Payment to the land is characterized by offerings made of coca leaves, cereals, chicha (fermented corn), animal fat, llama fetuses, and more. Today, despite the fact that the Spanish strongly punished the practices that they considered ‘pagan’; The Andean inhabitants continue to practice payment to the land. Even every year on August 1, Earth Day is celebrated with multiple offerings to Pachamama.
- Where to see?: Every August 1 in the Andean towns the day of ‘Pachamama’ is celebrated with offerings of payment to the land.
- More information: The person in charge of directing the ‘payment to the land’ is the shaman, who knows the ceremony and is even believed to be able to communicate with the Andean gods (mountains, land).

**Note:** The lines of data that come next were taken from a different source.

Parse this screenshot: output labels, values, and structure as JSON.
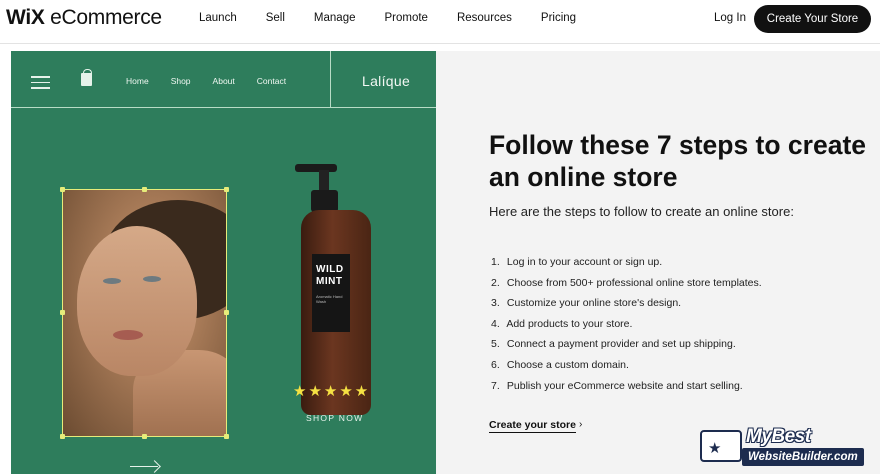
{
  "nav": {
    "logo_bold": "WiX",
    "logo_rest": "eCommerce",
    "items": [
      "Launch",
      "Sell",
      "Manage",
      "Promote",
      "Resources",
      "Pricing"
    ],
    "login": "Log In",
    "cta": "Create Your Store"
  },
  "preview": {
    "nav": [
      "Home",
      "Shop",
      "About",
      "Contact"
    ],
    "brand": "Lalíque",
    "bottle_label_line1": "WILD",
    "bottle_label_line2": "MINT",
    "bottle_label_small": "Aromatic Hand Wash",
    "stars": "★★★★★",
    "shop_now": "SHOP NOW",
    "colors": {
      "green": "#2e7d5c",
      "highlight": "#e6ec7a",
      "star": "#f5e143"
    }
  },
  "content": {
    "heading": "Follow these 7 steps to create an online store",
    "subheading": "Here are the steps to follow to create an online store:",
    "steps": [
      "Log in to your account or sign up.",
      "Choose from 500+ professional online store templates.",
      "Customize your online store's design.",
      "Add products to your store.",
      "Connect a payment provider and set up shipping.",
      "Choose a custom domain.",
      "Publish your eCommerce website and start selling."
    ],
    "link": "Create your store",
    "link_icon": "chevron-right-icon"
  },
  "watermark": {
    "top": "MyBest",
    "bottom": "WebsiteBuilder.com"
  }
}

The huaylia is a traditional Peruvian dance whose origin dates back to the cultures of ancient Peru (hundreds of years ago) but also with influences from Spanish culture during the Viceroyalty of Peru. It is celebrated in small Andean towns every December 25 through high-pitched songs by the women of the community, as well as shoemakers and rhythmic movements.
The main regions where the traditional huaylia is practiced are: Apurímac, Ayacucho, Huancavelica and Cusco. The Quechua songs express the joy at the birth of the baby Jesus (Manuelito child in the Andean culture) as well as the rejection of the tyranny of the landowner or gamonal against the Andean settler. It stands out for the beautiful colors of the women’s costumes, as well as for the wooden canes decorated in various colors.
- Where to see?: The huaylia is celebrated in the different towns of the Andean regions of Apurímac, Ayacucho, Huancavelica and Cusco.
- More information: In huaylia no musical instrument usually takes part, only the voice and the tapping of the participants. Its name in Quechua means ‘hallelujah’.
Peru is a Catholic country whose religion was established with great force and violence by the Spanish in the 16th century. As in many countries around the world, processions are important displays of faith to different religious figures. However, in Peru processions have a very ancient origin. In the Inca era, for example, the mummies of the Inca rulers were carried on litters and in a procession through the city of Cusco, a practice that was adapted to the new religious beliefs in Spanish colonialism.
Today the most famous processions in Peru are in honor of figures such as: the Lord of Miracles, the Christ of Charity, the Risen Christ, the Lord of the Holy Sepulcher, the Lord of Tremors and more. In Cusco the famous Corpus Christi takes place in which the main fifteen religious figures from the city’s temples are carried in procession to the Cathedral. It is believed that this practice has its origins in the Inca era, with the procession of Inca mummies.
- Where to see?: Procession of Crosses of Porcón (Cajamarca), procession in Yanque (Arequipa), procession of Dawn in Huamanga (Ayacucho), procession of the Lord of Miracles (Lima), procession of the Lord of Tremors (Cusco).
- More information:: The largest procession is, without a doubt, that of the Lord of Miracles in the city of Lima. This religious festival is celebrated in the month of October.
By Machupicchu Terra – Last updated, October 24, 2023